Exercise objective: Go through the listing and copy each line with the string "Email".

╔══

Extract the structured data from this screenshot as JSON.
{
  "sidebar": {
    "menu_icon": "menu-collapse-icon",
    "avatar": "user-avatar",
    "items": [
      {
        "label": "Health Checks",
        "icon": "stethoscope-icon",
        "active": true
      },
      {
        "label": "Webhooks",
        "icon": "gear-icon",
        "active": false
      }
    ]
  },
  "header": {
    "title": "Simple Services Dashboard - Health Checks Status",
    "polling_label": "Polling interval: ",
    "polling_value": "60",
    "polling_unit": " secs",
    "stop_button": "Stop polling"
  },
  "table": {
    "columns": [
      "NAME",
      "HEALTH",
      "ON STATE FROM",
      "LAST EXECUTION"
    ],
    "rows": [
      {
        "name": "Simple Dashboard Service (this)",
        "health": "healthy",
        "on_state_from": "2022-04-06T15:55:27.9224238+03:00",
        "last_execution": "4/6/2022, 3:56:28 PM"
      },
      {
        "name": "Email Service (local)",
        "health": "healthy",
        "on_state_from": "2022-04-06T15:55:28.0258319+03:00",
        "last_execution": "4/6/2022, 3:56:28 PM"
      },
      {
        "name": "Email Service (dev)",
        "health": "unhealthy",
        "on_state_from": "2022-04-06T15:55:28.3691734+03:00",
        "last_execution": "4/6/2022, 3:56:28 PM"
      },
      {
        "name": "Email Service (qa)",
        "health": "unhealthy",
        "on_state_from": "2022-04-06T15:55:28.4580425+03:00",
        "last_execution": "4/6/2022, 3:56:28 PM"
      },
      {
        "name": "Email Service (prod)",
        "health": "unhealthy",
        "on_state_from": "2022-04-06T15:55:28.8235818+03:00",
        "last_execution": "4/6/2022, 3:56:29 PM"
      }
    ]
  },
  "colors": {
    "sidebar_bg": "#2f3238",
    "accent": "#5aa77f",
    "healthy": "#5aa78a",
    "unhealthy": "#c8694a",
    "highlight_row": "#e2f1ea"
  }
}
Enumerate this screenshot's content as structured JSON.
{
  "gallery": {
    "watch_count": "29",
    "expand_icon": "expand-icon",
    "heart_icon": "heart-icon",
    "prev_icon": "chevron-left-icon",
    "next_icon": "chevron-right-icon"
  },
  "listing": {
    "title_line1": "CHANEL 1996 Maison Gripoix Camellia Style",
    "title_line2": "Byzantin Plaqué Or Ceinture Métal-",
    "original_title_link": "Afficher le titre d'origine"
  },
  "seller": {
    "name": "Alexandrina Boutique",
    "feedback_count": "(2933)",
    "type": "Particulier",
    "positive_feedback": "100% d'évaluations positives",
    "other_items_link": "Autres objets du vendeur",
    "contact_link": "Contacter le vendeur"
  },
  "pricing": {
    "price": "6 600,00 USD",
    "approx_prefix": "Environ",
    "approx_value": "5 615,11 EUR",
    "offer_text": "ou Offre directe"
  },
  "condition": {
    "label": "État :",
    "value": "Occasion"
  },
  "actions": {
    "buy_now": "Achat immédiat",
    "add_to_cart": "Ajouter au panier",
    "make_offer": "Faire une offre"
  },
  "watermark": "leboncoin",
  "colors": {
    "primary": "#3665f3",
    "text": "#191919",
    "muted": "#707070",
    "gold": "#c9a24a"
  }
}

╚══

Task response:
        "name": "Email Service (local)",
        "name": "Email Service (dev)",
        "name": "Email Service (qa)",
        "name": "Email Service (prod)",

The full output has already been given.